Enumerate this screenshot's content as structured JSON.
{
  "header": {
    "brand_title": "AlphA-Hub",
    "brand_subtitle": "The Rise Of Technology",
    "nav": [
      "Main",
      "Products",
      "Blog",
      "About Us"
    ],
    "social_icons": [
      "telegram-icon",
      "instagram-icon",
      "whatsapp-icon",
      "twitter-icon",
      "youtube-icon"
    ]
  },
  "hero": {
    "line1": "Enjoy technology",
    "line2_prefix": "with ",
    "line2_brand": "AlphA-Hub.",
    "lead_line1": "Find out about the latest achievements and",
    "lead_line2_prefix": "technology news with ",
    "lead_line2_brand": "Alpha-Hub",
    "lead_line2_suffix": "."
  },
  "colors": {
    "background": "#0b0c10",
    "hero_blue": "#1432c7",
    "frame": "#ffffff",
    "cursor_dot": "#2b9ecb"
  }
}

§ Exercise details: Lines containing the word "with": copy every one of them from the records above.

§ Output below:
    "line2_prefix": "with ",
    "lead_line2_prefix": "technology news with ",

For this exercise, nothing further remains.